Subramanya Bharathi aka Mahakavi Bharathi (the laudatory epithet Maha Kavi meaning Great Poet in many Indian languages), he is celebrated as one of India’s greatest poets.
Bharathi was prolific and adept in both the prose and poetry forms. His compositions helped rally the masses to support the Indian independence movement in South India. Bharathi lived during an eventful period of Indian history, his contemporaries including prominent leaders of the Indian independence movement such as Mahatma Gandhi, Bal Gangadhar Tilak, Sri Aurobindo and V.V.S.Aiyar.
Bharathi was devoted towards his mother tongue Tamil language, which he considered as the sweetest of all the languages known to him. In one of his poems he wrote, ‘Of all the languages I know, I have not heard a sweeter language than Tamil’. He was fluent in many languages including Telugu, Bengali, Hindi, Sanskrit, Kutchi, French and English and frequently translated works from other languages into Tamil. He had a voracious appetite for learning ancient and contemporary Tamil literature especially ancient poems.
Bharathi was a pioneer in introducing a new style of Tamil poetry. Until then the poems had to follow the strict syntactic rules set down by the ancient Tamil grammatical treatise TolkÄppiyam.
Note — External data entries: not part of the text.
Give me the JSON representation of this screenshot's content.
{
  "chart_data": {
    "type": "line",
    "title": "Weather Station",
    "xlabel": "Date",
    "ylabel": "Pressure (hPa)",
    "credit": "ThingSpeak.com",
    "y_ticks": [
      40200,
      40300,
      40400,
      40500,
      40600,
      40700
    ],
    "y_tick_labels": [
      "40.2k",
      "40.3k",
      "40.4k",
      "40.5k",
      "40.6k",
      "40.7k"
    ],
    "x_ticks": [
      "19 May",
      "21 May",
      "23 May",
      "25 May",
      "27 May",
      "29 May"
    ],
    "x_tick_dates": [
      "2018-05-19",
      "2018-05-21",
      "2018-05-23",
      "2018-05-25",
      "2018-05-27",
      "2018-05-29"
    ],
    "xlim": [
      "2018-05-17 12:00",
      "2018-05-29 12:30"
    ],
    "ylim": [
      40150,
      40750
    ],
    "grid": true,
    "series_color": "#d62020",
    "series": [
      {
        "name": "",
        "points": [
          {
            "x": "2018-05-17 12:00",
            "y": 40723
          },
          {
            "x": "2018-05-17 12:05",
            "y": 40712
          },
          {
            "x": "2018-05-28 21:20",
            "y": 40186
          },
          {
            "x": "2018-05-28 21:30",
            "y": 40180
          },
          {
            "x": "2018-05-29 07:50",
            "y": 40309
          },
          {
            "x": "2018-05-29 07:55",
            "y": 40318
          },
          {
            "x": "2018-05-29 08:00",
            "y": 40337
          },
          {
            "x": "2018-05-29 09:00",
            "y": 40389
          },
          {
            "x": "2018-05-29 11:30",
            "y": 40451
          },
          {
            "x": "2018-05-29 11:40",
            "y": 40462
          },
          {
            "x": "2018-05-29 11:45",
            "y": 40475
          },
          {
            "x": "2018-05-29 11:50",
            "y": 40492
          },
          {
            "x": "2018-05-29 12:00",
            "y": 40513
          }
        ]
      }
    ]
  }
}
Bharathi broke this syntactic bonds and created a prose-poetic style known as the puthukkavithai (modern poems).
Bharathi composed Carnatic music kritis in Tamil on love, devotion, etc. He set his songs to music and could sang them in a variety of ragas. In Bharata Deviyin Thiru Dasangam he used ten different ragas. His patriotic songs emphasized nationalism, unity of India, equality of man and the greatness of the Tamil language, set to folk tunes. He sang these himself at various political meetings.
With the vast majority of his songs being in Tamil, Bharathi also composed two songs entirely in Sanskrit. In an article Sangeeta Vishayam (Issues in Music), Bharathiyar rebuked musicians for singing songs of the Trinity, Patnam Subramania Iyer and others without knowing the meaning because the songs were in Sanskrit or Telugu. He stated that without knowing the meaning, singers were unable to sing with proper expression.
Bharathi set tunes for a number of his songs, however not all of them have been recovered. Some of the songs of Bharathi that are currently very popular in the Carnatic music concert circuit include: Theeratha Vilaiyattu Pillai, Chinnanchiru Kiliye (tuned by him in Raga Bhairavi, but popularised in Ragamalika), Suttum Vizhi, Thikku Theriyaatha, Senthamizh Nadenum and Paarukkule Nalla Naadu.
Bharathi’s health was badly affected by the imprisonments and by 1920, when a General Amnesty Order finally removed restrictions on his movements, Bharathi was already struggling. He was struck by an elephant at Parthasarathy temple, Thiruvallikeni, Chennai, whom he used to feed regularly. Although he survived the incident, a few months later his health deteriorated and he died on September 11, 1921. Though Bharathi was a people’s poet there were only fourteen people to attend his funeral.
Here, we at Thamarai share a portion from the award winning Rajiv Menon movie, Kandukondain Kandukondain (I have seen), in which the main protagonist, played by Aishwarya Rai, is hugely passionate about Bharathi’s poetry and progressive views. His work has influenced each and every Tamil poet and reached far beyond just the confines of Tamil Nadu. This song is a popular version of his popular Suttum Vizhi song features in this clip.
Like many uncelebrated geniuses whose lives are celebrated posthumously, we at Thamarai reminisce the great works of the great Tamil poet, on this, his birthday. RIP